About Sumeet Singh: Sumeet is CEO at GoMassive. He has over 15+ years of experience in finance and fundraising. At GoMassive he focusses on Pollution & Climate Tech Investments. 

Sumeet: Hi Rob, going straight into the questions. What is wrong with plastic in South Asia? Overall plastic is lightweight, cheap, has no replacement in the packaging industry. But what went wrong in South Asia & what was already in place in the US or the EU?

Rob: Well, it’s a great question and I think one of the key differences is has been Asia and South Asia and especially India’s exponential growth over the past decade or so. You see that kind of growth over almost a hundred years that has taken such a short period of time here. And in the US and Europe we had over a hundred years to build and invest in that waste and recycling infrastructure that we just haven’t had the time to do so in India and now that we’ve had that growth and consumption has increased and single-use plastic use has increased, it’s now time for that waste and recycling infrastructure to catch up to that growth. And what the big Difference is & what we’ve seen is that according to some of the research, 75% of the plastic that’s in the ocean was actually never collected as part of a formal waste management system. And that 60% of that originates from just a handful of countries in South and Southeast Asia. So there’s a ton of opportunity here to improve how waste is collected and how we turn that from an environmental problem into an economic resource.
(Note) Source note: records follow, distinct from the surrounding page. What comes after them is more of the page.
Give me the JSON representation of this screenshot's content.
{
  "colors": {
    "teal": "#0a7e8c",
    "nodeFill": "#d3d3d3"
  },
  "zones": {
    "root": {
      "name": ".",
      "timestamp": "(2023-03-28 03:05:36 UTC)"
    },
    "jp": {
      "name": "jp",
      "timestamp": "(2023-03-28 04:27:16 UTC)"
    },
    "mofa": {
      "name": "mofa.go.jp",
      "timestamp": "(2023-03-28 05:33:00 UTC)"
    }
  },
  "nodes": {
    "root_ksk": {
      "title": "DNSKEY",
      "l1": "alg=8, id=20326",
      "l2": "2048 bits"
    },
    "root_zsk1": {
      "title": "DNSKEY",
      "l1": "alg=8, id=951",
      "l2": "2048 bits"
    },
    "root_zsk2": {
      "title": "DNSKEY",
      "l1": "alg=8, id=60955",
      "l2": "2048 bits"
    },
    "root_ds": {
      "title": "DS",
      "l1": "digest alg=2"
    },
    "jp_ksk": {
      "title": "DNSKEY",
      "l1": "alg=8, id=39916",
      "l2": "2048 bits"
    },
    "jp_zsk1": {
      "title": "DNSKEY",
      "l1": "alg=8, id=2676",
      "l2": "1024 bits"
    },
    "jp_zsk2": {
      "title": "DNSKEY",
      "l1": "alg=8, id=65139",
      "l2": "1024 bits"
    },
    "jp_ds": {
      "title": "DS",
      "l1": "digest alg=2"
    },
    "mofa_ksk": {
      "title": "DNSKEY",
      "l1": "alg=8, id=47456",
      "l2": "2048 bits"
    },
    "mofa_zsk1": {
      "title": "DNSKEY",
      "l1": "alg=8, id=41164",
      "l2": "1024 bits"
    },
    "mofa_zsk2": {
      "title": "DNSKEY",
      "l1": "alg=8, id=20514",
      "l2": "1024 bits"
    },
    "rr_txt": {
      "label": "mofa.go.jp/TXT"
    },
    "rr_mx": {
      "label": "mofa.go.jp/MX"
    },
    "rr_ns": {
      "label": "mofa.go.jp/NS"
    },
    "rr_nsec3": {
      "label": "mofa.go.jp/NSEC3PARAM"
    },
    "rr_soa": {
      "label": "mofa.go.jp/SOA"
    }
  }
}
Sumeet: And waste typically at least, uh, we see it as a subject matter of governments. How was this infrastructure created everywhere else in the world? And why has India and South Asia lagged?

Rob: So oftentimes collection is seeing the purview seen as the purview of governments, but that’s only the beginning of the value chain. And so, you can’t manage a waste system effectively just as a public resource. Um, you need somewhere to send it, you need a professional agency to manage it, um, and then hopefully recycle it over time. So, in, in the most functional and most effective systems are really set up as public-private partnerships or you’ve got government doing its part and you’ve got industry doing its part as well.